B.C. flooding prompts provincial state of emergency; more fatalities expected to be confirmed
A state of emergency has been declared in B.C. following a storm that left parts of the province under water and debris.
Speaking publicly for the first time since announcing he needed a biopsy for what was later diagnosed as cancer, Premier John Horgan announced the declaration Wednesday.
The state of emergency came into effect at noon, Horgan said.
"The last few days have been incredibly difficult for British Columbians who have experienced yet another natural disaster," he said.
"Heavy rains, strong winds, flooding have devastated entire communities of our province."
Thousands of people have been forced out of their homes, he said, and at least one person has died.
"Sadly, we expect to confirm more fatalities in the coming days," Horgan said.
The premier said he's spoken to Prime Minister Justin Trudeau, who has offered federal resources, and added B.C. has now formally requested the assistance of the Canadian Armed Forces.
He said the governments of Alberta, Saskatchewan and Ontario have also offered support.
And with a state of emergency, there will be more options available on the provincial level when it comes to responding to the natural disaster.
"The order will preserve basic access to services and supplies for communities across the province," Horgan said.
The declaration made by Public Safety Minister Mike Farnworth will be used to help mitigate impacts on transportation networks, he said.
The state of emergency followed recommendations from the Ministry of Transportation and Emergency Management B.C.
Calling the impact of the storm "utter devastation," Farnworth said getting B.C.'s railways and roadways operating again will be the province's top priority.

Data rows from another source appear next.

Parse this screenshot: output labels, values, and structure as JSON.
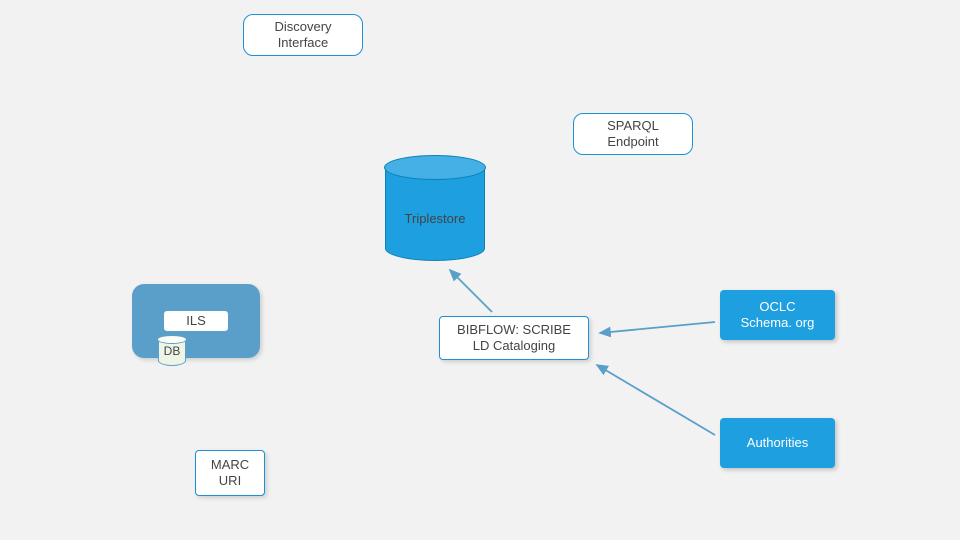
{
  "nodes": {
    "discovery": "Discovery\nInterface",
    "sparql": "SPARQL\nEndpoint",
    "triplestore": "Triplestore",
    "ils": "ILS",
    "db": "DB",
    "bibflow": "BIBFLOW: SCRIBE\nLD Cataloging",
    "oclc": "OCLC\nSchema. org",
    "authorities": "Authorities",
    "marc": "MARC\nURI"
  }
}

This is in addition to providing support for the approximately 17,775 people who've had to leave their homes due to evacuation orders.
Earlier this week, a group representing B.C. First Nations called on the province to take such action.
In a news release addressed the government Tuesday, the group wrote that such a state would allow easier access to support for members affected by what one provincial official called the "worst weather storm in a century."
The First Nations Leadership Council said many nations are under evacuation order or alert, and are struggling to navigate the complicated provincial system for emergency funding.
"B.C. must deploy all available resources and enact extraordinary measures. This can only happen by declaring a state of emergency," the FNLC wrote.
Calling a state of emergency gives the province extra powers under the Emergency Program Act. For example, during the state prompted by the COVID-19 pandemic, a state of emergency allowed officials to fine those caught breaking certain orders issued by the provincial health officer.
These states also allow the province to make payments or grants to local authorities, implement emergency plans, acquire or use personal property necessary to respond to an emergency, control or prohibit travel and order evacuations, among other things.
By default, a state of emergency remains in place for two weeks, at which time it can be renewed. However, they can also be called off at any time.
In its call for a state of emergency, the FNLC quoted Grand Chief Stewart Philip of the Union of B.C. Indian Chiefs as saying, "As extreme weather events ravage across B.C., First Nations continue to bear the brunt of climate change impacts and have been forced to flee their homes again. The unprecedented and continuing weather events prove that this is no longer a climate crisis; we are in an ongoing climate emergency, and lives and communities are at imminent risk."
This is a developing news story. Check back for more information.